Welcome to the latest video in our series of martial arts tutorials filmed and explained by Warrior Collective. Warrior Collective is run by Stuart Tomlinson, who has been involved in shaping the UK martial arts scene for over twenty years.


In this piece, UK-based Brazilian jiu jitsu expert Tom Barlow discusses five fundamental ways to defend against the triangle. Tom is a black belt under Braulio Estima. He is head instructor of Masters Academy in Plymouth, and multiple-times World and European Champion (gi and no gi).


Origin of the Sport

Brazilian jiu jitsu (BJJ) is a martial art based on the notion that a smaller, weaker person can successfully defend against a bigger, stronger opponent. This is done through the use of proper technique and leverage, combined with an understanding of how to take the fight to the ground. Therefore, joint-locks, chokes, and other submissions are important aspects of the sport. They are used to finish the encounter, should it be necessary beyond when control has been established.
In modern times, BJJ has become more recognised in the mainstream because of its successful application in mixed martial arts, showcasing the importance of grappling and ground fighting to audiences around the world.
Chokes are often regarded as high-percentage attacks in Brazilian jiu jitsu, which means the further they are on, the more difficult they are to escape (hence the high percentage that they will finish the encounter). The triangle choke is a commonly favoured choke.

Defending the Triangle Tutorial

  • Prevention is better than cure. You must maintain good posture.
  • Any time you have one arm between and one arm outside your opponent’s legs, you can be hit with the triangle choke.
  • The tighter the position the more difficult the escape will be. 


The video shows a progression of escapes as the triangle gets tighter and tighter. Each escape is based on two principles:


  1. Maintaining posture
  2. Changing the angle of the triangle

Defence 1: Posture and Stand

This is a reactive defence, and has to be done as soon as you perceive the threat of triangle. 
The defence works by applying the opposite forces of the downward pressure on the hips and the upward pressure from standing. 
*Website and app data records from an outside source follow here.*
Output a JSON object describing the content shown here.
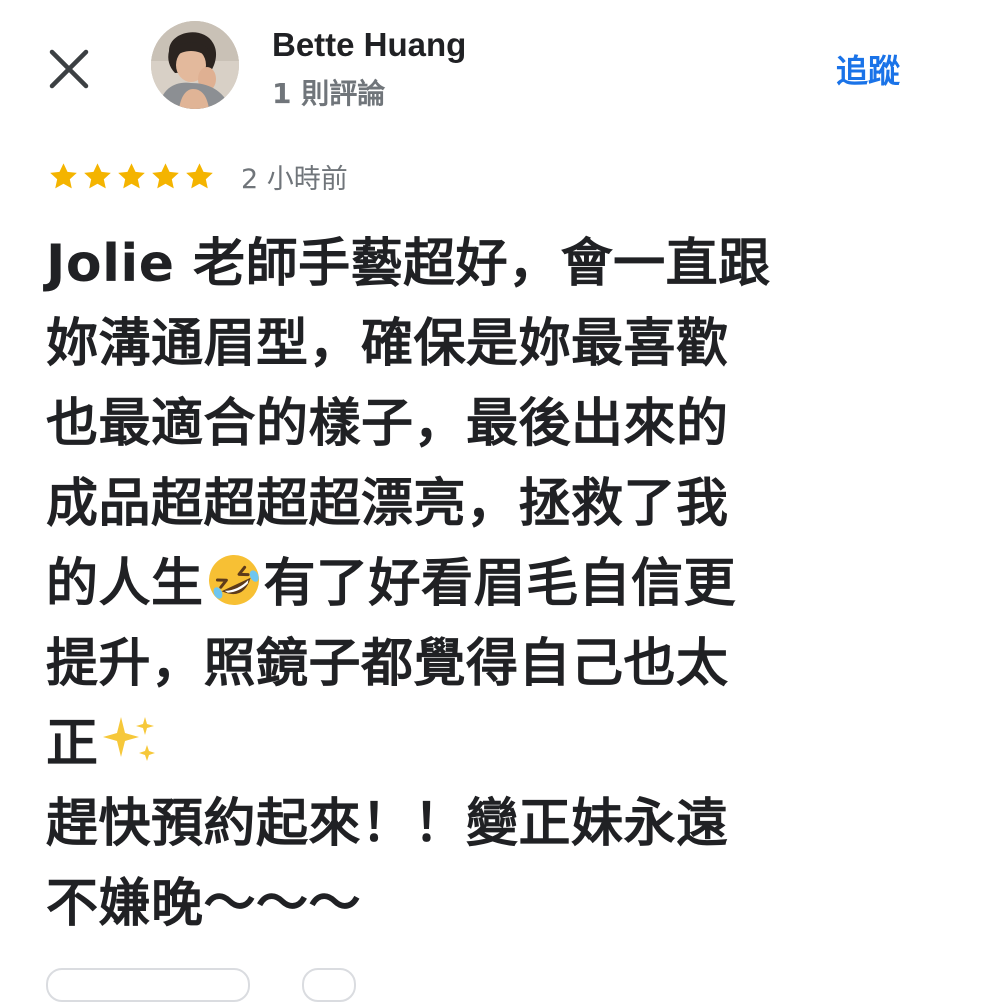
{
  "header": {
    "user_name": "Bette Huang",
    "review_count": "1 則評論",
    "follow_label": "追蹤"
  },
  "icons": {
    "close": "close-icon",
    "star": "star-icon",
    "emoji_laugh": "rolling-on-floor-laughing-emoji",
    "sparkles": "sparkles-emoji"
  },
  "review": {
    "rating": 5,
    "time_ago": "2 小時前",
    "lines": [
      "Jolie 老師手藝超好，會一直跟",
      "妳溝通眉型，確保是妳最喜歡",
      "也最適合的樣子，最後出來的",
      "成品超超超超漂亮，拯救了我",
      "的人生",
      "有了好看眉毛自信更",
      "提升，照鏡子都覺得自己也太",
      "正",
      "趕快預約起來！！變正妹永遠",
      "不嫌晚～～～"
    ]
  },
  "colors": {
    "star": "#f4b400",
    "link": "#1a73e8",
    "secondary_text": "#70757a",
    "primary_text": "#202124"
  }
}
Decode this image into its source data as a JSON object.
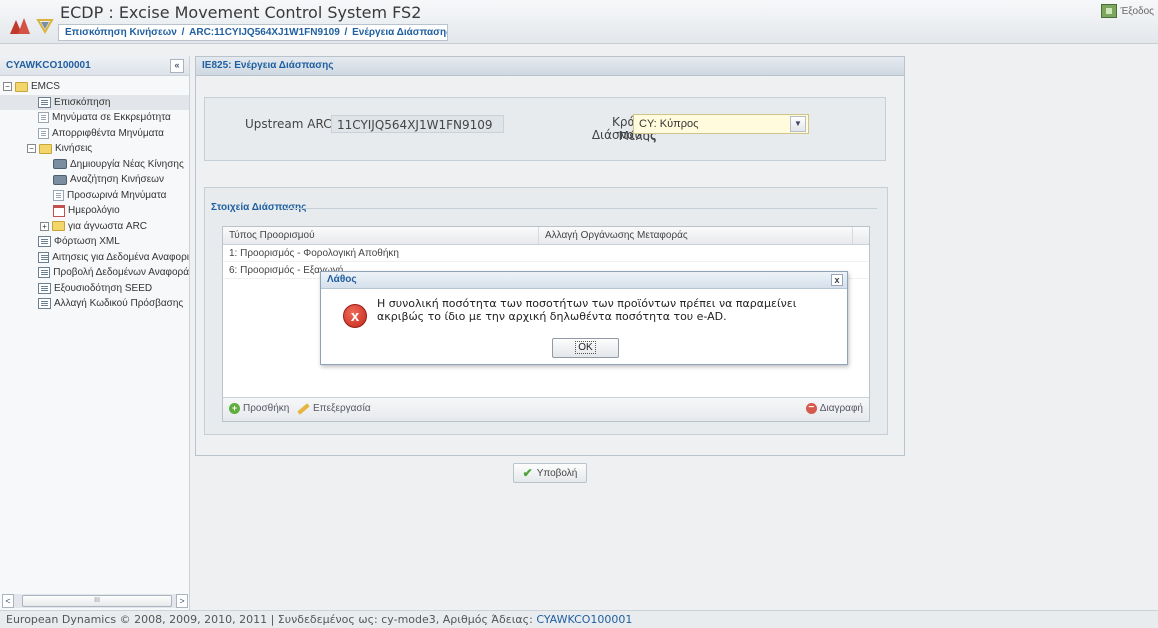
{
  "app": {
    "title": "ECDP : Excise Movement Control System FS2",
    "exit_label": "Έξοδος"
  },
  "breadcrumb": {
    "part1": "Επισκόπηση Κινήσεων",
    "part2": "ARC:11CYIJQ564XJ1W1FN9109",
    "part3": "Ενέργεια Διάσπασης",
    "separator": "/"
  },
  "sidebar": {
    "header": "CYAWKCO100001",
    "collapse_label": "«",
    "items": [
      {
        "label": "EMCS"
      },
      {
        "label": "Επισκόπηση"
      },
      {
        "label": "Μηνύματα σε Εκκρεμότητα"
      },
      {
        "label": "Απορριφθέντα Μηνύματα"
      },
      {
        "label": "Κινήσεις"
      },
      {
        "label": "Δημιουργία Νέας Κίνησης"
      },
      {
        "label": "Αναζήτηση Κινήσεων"
      },
      {
        "label": "Προσωρινά Μηνύματα"
      },
      {
        "label": "Ημερολόγιο"
      },
      {
        "label": "για άγνωστα ARC"
      },
      {
        "label": "Φόρτωση XML"
      },
      {
        "label": "Αιτησεις για Δεδομένα Αναφορι"
      },
      {
        "label": "Προβολή Δεδομένων Αναφορά"
      },
      {
        "label": "Εξουσιοδότηση SEED"
      },
      {
        "label": "Αλλαγή Κωδικού Πρόσβασης"
      }
    ],
    "scroll_left": "<",
    "scroll_right": ">",
    "scroll_thumb": "III"
  },
  "panel": {
    "title": "IE825: Ενέργεια Διάσπασης",
    "upstream_arc_label": "Upstream ARC",
    "upstream_arc_value": "11CYIJQ564XJ1W1FN9109",
    "member_state_label_1": "Κράτος Μέλος",
    "member_state_label_2": "Διάσπασης",
    "member_state_value": "CY: Κύπρος",
    "split_section_title": "Στοιχεία Διάσπασης",
    "grid": {
      "columns": [
        "Τύπος Προορισμού",
        "Αλλαγή Οργάνωσης Μεταφοράς"
      ],
      "rows": [
        [
          "1: Προορισμός - Φορολογική Αποθήκη",
          ""
        ],
        [
          "6: Προορισμός - Εξαγωγή",
          ""
        ]
      ]
    },
    "add_label": "Προσθήκη",
    "edit_label": "Επεξεργασία",
    "delete_label": "Διαγραφή",
    "submit_label": "Υποβολή"
  },
  "dialog": {
    "title": "Λάθος",
    "close_label": "x",
    "icon_glyph": "x",
    "message": "Η συνολική ποσότητα των ποσοτήτων των προϊόντων πρέπει να παραμείνει ακριβώς το ίδιο με την αρχική δηλωθέντα ποσότητα του e-AD.",
    "ok_label": "OK"
  },
  "footer": {
    "text": "European Dynamics © 2008, 2009, 2010, 2011 | Συνδεδεμένος ως: cy-mode3, Αριθμός Άδειας: ",
    "license": "CYAWKCO100001"
  },
  "colors": {
    "accent": "#1f5fa0",
    "error": "#c3281b",
    "select_bg": "#fffbdc"
  }
}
Defence 2: Reinserting the Arm. 

Triangles are only useful if one arm can be isolated inside the guard. This defence works by reinserting the other arm before the triangle is secured. You then break the angle of the attack and use both arms to reset back to guard. 

Defence 3: Breaking the Angle 1

Triangles are most effective if the attacker can pass your arm over the centre line of his or her body. This defence works by preventing this, then changing the angle, before using opposing pressures to uncross the legs.

Defence 4: Breaking the Angle 2

This defence works in a similar manner. First you break the angle, then apply pressure to uncross the legs. It is a more dangerous defence than the previous one as the your arm is across the centre line. 

Defence 5: Crossing the Legs

This works because you use your legs and back to uncross the triangle. However, this is the final defence Tom teaches, as it can end up with you losing position, leading to a scramble.